Growth will slow after that, reflecting a consumption tax increase and a peaking in demand related to the 2020 Olympics but the central bank continues to see real growth.
But the live question is not so much whether Japan will have a technical recession this year or next – two successive quarters of negative growth – but whether the much-needed reform of the economy is on track.
There is no doubt Japan needs reform: much of the economy, particularly the domestically focussed sectors, remain unproductive; the working population is shrinking; the nation is ageing; the economy needs to become more global to offset flat domestic opportunity.

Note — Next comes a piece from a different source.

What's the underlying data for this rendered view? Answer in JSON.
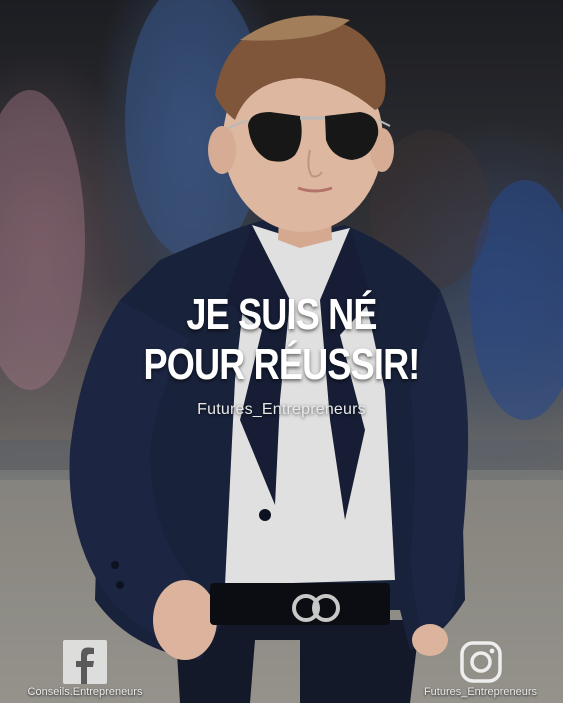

Ironically, according to Miki Tsusaka, senior partner and managing director of The Boston Consulting Group in Japan, what the relatively long period of growth under Abenomics did was allow a certain complacency to set in - despite the enormous reform agenda still ahead.
“It is a bit unfortunate we have lost this sense of panic,” she said in a recent discussion with bluenotes in Tokyo. “The economy was being driven to change by a certain anxiety. The average Japanese companies have margins, earnings, way, way lower than their global peers.”
Tsusaka said – and again this is a longstanding phenomenon – the export-focussed, globally exposed Japanese companies are vastly more efficient than the domestic ones, particularly in the small to medium-sized enterprise (SME) sector.
Her colleague, BCG partner and managing director Yasuhiro Yamai, said this focusses attention on the third arrow of Abenomics – restructuring of the economy. While the first two arrows, fiscal stimulus and monetary policy, had relative quick and measurable impacts, they are only short to mid-term palliatives. It is the third arrow which is essential for sustainable growth.
“And some say it is stuck, some say it is ongoing, it is not clear,” Yamai said. “But the government believes the future for Japan Inc. is in IT, digital – the problem is in this area we are not moving fast enough. China is moving ahead. The EU, Nordic countries, Singapore, are moving ahead.”
From the BCG perspective, Japan has the opportunity as well as the challenge. The firm singles out three areas in particular:
With record profits companies need to focus on investing in new technology and next-generation manufacturing. The question is whether enough is being done on this front and whether Japan Inc’s corporate mindset and strategic focus is right.
Neither is a strong point today in Japan. Diversity has never been, a particular challenge now given the growing evidence of how strongly it is linked to innovation.
BCG found companies which broaden their approach to diversity – including age, gender, industry background, nationality, career path—see bigger benefits. The diversity effect is also greater for digital innovation.
According to BCG, Japan enjoys relatively good health care outcomes at a reasonable per capita cost, thanks to universal access, a single payer system, and strict cost control.
But the population is ageing. Value-based health care, where the costs and outcomes of different interventions are measured, shared, and used to guide the selection of therapies across the health care system, is very challenging but the firm notes Japan has every incentive to be a pioneer.